Data records for software interfaces:
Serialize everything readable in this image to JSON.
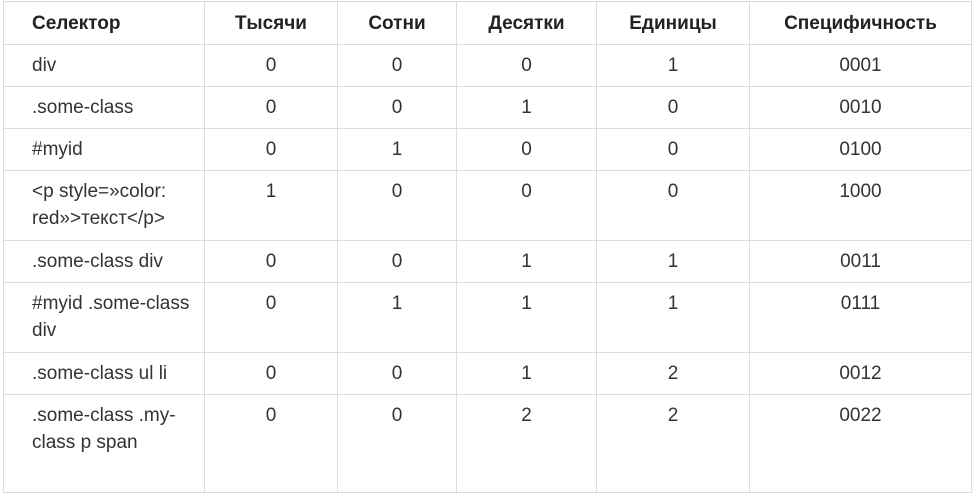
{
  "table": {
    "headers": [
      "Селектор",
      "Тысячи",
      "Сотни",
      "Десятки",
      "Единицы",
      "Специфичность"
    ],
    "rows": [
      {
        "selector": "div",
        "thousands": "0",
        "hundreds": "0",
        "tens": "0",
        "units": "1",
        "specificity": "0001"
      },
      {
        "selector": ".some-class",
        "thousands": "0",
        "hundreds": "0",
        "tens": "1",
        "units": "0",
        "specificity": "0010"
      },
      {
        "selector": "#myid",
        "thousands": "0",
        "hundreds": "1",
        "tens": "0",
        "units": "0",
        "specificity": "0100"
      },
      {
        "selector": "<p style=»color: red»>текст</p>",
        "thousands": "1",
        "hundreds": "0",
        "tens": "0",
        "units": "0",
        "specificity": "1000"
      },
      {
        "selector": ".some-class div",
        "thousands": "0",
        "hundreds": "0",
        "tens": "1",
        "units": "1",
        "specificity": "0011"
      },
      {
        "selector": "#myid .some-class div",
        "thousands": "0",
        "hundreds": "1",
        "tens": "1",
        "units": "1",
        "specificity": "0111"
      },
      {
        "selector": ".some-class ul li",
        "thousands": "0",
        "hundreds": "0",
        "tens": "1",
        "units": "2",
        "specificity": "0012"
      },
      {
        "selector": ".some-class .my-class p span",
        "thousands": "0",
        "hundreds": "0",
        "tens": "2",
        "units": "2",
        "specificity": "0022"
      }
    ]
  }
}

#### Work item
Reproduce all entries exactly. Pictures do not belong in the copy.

#### Exercise answer
Serialize everything readable in this image to JSON.
{
  "table": {
    "headers": [
      "Селектор",
      "Тысячи",
      "Сотни",
      "Десятки",
      "Единицы",
      "Специфичность"
    ],
    "rows": [
      {
        "selector": "div",
        "thousands": "0",
        "hundreds": "0",
        "tens": "0",
        "units": "1",
        "specificity": "0001"
      },
      {
        "selector": ".some-class",
        "thousands": "0",
        "hundreds": "0",
        "tens": "1",
        "units": "0",
        "specificity": "0010"
      },
      {
        "selector": "#myid",
        "thousands": "0",
        "hundreds": "1",
        "tens": "0",
        "units": "0",
        "specificity": "0100"
      },
      {
        "selector": "<p style=»color: red»>текст</p>",
        "thousands": "1",
        "hundreds": "0",
        "tens": "0",
        "units": "0",
        "specificity": "1000"
      },
      {
        "selector": ".some-class div",
        "thousands": "0",
        "hundreds": "0",
        "tens": "1",
        "units": "1",
        "specificity": "0011"
      },
      {
        "selector": "#myid .some-class div",
        "thousands": "0",
        "hundreds": "1",
        "tens": "1",
        "units": "1",
        "specificity": "0111"
      },
      {
        "selector": ".some-class ul li",
        "thousands": "0",
        "hundreds": "0",
        "tens": "1",
        "units": "2",
        "specificity": "0012"
      },
      {
        "selector": ".some-class .my-class p span",
        "thousands": "0",
        "hundreds": "0",
        "tens": "2",
        "units": "2",
        "specificity": "0022"
      }
    ]
  }
}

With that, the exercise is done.